  5. Verena, N. S. et al. Evaluating the food safety and risk assessment evidence-base of polyethylene terephthalate oligomers: protocol for a systematic evidence map. Environ. Int. 16, 107387 (2022). This paper raises concerns relating to the leaching of oligomers from petrochemical-based plastics.

    Google Scholar 

  6. Miangliang, F. & Stapleton, H. M. Evaluating the bioaccessibility of flame retardants in house dust using an in vitro Tenax bead-assisted sorptive physiologically based method. Environ. Sci. Technol. 48, 13323–13330 (2014). This paper reports that intestinal lipases can degrade the flame retardant Firemaster 550.

    Article  Google Scholar 

Download references

Additional information

Publisher’s note Springer Nature remains neutral with regard to jurisdictional claims in published maps and institutional affiliations.

This is a summary of: Wang, M. et al. Oligomer nanoparticle release from polylactic acid plastics catalysed by gut enzymes triggers acute inflammation. Nat. Nanotechnol. (2023).

Rights and permissions

Reprints and Permissions

About this article

Check for updates. Verify currency and authenticity via CrossMark

Cite this article

Oligomer nanoparticle release from a biodegradable plastic triggers acute gut inflammation. Nat. Nanotechnol. 18, 329–330 (2023).

Download citation

  • Published:

  • Issue Date:

  • DOI:


Quick links

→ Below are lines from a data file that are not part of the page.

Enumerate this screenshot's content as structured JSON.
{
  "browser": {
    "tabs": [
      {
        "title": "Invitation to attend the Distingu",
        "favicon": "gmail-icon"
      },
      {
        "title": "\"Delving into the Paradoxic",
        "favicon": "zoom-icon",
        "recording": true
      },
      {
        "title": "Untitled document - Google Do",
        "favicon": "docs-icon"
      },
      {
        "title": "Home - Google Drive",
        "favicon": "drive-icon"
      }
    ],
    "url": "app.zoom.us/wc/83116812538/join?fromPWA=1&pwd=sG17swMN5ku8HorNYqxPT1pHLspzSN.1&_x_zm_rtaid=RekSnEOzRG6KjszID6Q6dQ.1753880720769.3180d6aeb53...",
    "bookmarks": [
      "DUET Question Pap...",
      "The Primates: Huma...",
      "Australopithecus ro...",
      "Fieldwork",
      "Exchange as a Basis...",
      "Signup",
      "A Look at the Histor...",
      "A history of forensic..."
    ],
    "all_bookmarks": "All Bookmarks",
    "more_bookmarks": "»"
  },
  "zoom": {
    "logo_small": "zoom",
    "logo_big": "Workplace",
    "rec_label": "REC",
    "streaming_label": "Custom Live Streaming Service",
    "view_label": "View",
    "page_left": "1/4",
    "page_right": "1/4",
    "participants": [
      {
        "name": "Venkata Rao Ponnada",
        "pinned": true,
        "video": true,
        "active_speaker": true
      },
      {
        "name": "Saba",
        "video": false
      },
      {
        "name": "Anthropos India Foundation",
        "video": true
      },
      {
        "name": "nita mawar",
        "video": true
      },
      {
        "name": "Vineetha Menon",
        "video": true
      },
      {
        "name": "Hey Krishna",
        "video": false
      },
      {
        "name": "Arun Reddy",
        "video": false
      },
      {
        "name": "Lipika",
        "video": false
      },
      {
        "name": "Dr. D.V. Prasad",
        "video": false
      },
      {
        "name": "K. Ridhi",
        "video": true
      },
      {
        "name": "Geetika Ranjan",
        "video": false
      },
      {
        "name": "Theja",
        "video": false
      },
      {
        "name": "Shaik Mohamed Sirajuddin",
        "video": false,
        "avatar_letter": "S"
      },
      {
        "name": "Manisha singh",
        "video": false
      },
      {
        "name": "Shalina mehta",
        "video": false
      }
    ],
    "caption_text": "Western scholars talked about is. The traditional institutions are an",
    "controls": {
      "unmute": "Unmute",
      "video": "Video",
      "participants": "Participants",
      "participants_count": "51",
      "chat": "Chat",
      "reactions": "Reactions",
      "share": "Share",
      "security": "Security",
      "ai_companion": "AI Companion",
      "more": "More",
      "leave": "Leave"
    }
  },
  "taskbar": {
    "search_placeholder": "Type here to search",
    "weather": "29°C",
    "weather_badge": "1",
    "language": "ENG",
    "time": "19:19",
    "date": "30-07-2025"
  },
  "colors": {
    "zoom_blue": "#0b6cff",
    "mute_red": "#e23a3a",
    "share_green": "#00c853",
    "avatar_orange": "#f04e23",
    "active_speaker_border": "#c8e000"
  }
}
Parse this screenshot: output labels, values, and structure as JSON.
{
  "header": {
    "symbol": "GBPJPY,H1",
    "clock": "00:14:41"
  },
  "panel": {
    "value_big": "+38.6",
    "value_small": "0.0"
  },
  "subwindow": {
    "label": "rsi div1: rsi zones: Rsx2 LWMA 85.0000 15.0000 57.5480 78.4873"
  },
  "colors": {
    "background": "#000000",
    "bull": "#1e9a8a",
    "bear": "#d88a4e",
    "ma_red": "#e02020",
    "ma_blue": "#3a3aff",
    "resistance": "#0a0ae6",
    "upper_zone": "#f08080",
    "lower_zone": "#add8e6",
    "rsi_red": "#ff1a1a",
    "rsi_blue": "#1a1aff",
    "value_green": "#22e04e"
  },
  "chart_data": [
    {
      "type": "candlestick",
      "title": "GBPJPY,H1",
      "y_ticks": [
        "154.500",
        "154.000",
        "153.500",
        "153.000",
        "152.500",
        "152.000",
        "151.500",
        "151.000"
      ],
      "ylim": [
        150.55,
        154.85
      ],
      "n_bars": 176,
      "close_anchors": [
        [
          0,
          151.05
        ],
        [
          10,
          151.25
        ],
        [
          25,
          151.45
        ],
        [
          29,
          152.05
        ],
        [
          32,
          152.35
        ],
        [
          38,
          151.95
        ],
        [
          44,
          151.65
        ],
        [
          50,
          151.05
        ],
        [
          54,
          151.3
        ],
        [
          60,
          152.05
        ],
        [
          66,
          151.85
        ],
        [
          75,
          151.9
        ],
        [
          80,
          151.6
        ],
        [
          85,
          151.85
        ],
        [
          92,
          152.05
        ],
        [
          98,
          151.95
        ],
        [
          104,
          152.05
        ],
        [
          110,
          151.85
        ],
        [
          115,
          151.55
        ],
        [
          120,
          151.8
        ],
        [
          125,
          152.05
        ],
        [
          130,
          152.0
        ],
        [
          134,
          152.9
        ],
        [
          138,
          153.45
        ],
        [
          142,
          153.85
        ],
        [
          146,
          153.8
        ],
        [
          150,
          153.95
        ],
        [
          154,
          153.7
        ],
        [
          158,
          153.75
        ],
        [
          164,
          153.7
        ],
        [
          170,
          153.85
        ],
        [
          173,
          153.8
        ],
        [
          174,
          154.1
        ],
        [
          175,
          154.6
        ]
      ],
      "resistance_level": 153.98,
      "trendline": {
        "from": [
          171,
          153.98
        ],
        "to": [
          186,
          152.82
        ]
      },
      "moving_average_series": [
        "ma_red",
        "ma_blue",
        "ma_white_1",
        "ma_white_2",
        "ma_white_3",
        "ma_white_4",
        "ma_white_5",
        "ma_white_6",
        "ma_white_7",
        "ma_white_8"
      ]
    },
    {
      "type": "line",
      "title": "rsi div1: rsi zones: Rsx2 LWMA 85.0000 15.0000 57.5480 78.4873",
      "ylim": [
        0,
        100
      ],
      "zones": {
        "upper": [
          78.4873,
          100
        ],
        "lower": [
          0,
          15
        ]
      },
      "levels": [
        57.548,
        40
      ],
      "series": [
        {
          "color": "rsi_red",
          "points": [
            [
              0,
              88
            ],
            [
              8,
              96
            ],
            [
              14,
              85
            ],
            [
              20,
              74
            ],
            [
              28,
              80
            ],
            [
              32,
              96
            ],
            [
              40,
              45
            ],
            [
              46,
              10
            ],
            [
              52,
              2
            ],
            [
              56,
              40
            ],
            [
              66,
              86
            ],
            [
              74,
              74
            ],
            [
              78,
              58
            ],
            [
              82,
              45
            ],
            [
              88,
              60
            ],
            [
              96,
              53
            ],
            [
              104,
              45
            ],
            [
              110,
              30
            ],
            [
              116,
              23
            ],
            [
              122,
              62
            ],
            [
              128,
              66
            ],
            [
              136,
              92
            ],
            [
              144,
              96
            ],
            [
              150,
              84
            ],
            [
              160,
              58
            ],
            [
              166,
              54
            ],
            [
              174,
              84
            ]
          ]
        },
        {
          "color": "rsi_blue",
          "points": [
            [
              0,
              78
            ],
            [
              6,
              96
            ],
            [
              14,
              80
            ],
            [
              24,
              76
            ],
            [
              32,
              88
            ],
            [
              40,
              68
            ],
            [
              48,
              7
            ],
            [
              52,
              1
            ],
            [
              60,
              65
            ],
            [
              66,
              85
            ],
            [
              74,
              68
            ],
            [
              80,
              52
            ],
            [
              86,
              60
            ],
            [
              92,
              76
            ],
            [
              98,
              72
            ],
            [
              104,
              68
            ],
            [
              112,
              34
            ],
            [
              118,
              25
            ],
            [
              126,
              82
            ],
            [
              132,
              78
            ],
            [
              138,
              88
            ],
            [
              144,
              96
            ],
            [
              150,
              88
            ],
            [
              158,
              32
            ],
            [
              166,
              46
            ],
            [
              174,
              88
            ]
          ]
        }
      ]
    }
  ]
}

Find nanotechnology articles, nanomaterial data and patents all in one place. Visit Nano by Nature Research